Stephen Pinker • Viking, 2011. 802 pp.
The Better Angels of our Nature, Stephen Pinker

This is a long book with an audacious claim — that human violence has precipitously declined over the centuries. After the cataclysms of the 20th century, neuroscientist Steven Pinker recognizes a need to “soften us up,” which he does with a cold-blooded review of ancient animosity, starting with the signs of foul play found in ancient stiffs retrieved from ice and bog.

Homer, author of the Iliad and Odyssey, essentially the first works of Western literature, had Agamemnon explain that during the Trojan war, “…we are not going to leave a single one of them alive, down to the babies in their mothers’ wombs.”

Total war is nothing new, Pinker insists, recounting massacres and genocide in the Old Testament, barbarity in the Roman coliseum, the depredations of the Mongol hordes, and the 10 most deadly events in history — most of them scarcely known.

“The Past is a place where a person had a high chance of coming to bodily harm,” Pinker dead-pans.
Consider us softened…

Most of the evidence for the growing domination of “the better angels of our nature” (Abraham Lincoln’s phrase) is statistical, in deaths per 100,000 people, often compiled by “atrocitologists” who dig into horrific history.

What have we lost since the “good old days”? Whipping. The rack. Breaking on the wheel (whose details are not for the squeamish). Stoning. Slavery. Public torture of all sorts. Duels. Throwing salt — or corpses — in wells.

Eyebrows get raised at this kind of argument, and improper 20th century nouns like Holocaust, Rwanda, Cambodia and Bosnia do spark skepticism. In a review in The New Yorker, Elizabeth Kolhbert pointed at a major weakness: Even as Europe was becoming what Pinker calls the “safest place” in history, he was “virtually silent” about one European export: violent colonialism. Indeed, it’s 324 pages before Pinker brings up the Belgian brutality in today’s Democratic Republic of the Congo.

But perhaps that vicious colonial exploitation, which began ebbing about a century ago, promotes Pinker’s point. Violence continues, but at a lower level. Although wars in and around Congo have been the worst violence in the past 20 years, surprisingly, the death rate from virtually all sorts of violence — even terrorism — has indeed dropped.

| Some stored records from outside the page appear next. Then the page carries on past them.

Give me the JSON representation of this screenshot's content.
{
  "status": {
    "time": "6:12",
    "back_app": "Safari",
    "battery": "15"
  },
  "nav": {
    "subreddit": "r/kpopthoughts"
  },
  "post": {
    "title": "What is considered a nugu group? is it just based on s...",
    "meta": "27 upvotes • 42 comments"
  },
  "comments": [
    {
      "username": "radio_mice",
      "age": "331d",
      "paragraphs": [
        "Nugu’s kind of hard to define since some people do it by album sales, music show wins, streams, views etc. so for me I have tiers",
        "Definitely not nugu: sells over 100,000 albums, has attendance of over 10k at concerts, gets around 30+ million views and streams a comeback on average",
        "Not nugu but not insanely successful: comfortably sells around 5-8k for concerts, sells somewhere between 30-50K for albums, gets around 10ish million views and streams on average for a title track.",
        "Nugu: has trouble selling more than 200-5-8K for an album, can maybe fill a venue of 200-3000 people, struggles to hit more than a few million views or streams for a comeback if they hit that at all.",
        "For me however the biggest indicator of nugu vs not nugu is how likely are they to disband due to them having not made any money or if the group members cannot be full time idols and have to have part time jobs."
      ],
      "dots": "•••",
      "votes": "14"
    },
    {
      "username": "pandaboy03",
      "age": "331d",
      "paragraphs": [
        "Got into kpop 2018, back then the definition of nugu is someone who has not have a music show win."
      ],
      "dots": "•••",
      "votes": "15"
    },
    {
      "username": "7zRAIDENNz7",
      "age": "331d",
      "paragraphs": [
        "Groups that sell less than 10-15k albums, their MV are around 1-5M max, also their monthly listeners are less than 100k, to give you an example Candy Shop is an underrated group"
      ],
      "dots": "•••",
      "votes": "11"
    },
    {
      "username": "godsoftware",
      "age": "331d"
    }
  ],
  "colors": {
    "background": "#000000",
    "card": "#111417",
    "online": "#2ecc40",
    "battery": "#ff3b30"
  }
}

Pinker attributes the progress to historical processes that started when people settled down and started living in larger groups. In what some historians call the “long peace” that began in 1945, a “rights revolution” continues, Pinker says. “Millions of people are alive today because of the civil wars and genocides that did not take place but that would have taken place if the world had remained as it was in the 1960s, 1970s, and 1980s. The conditions that favored this happy outcome — democracy, prosperity, decent government, peacekeeping, open economies, and the decline of antihuman ideologies, are not of course guaranteed to last forever. But nor are they likely to vanish overnight.”

The headlines about atrocities, crimes, wars and injustice still scream for action, as they ought. But even if Pinker’s only part right, his argument, supported by 32 fine-print pages of references, could be the most enlightening tome of the year.

It’s hard to dislike a book that mocks the new clampdown on dodgeball in school as an excess of political correctness, and a simultaneous sign of progress. No longer facing the rack, stoning, slavery, or war between the great powers, we are free to worry about the sting and humiliation of being hit by a rubber ball.

– David J. Tenenbaum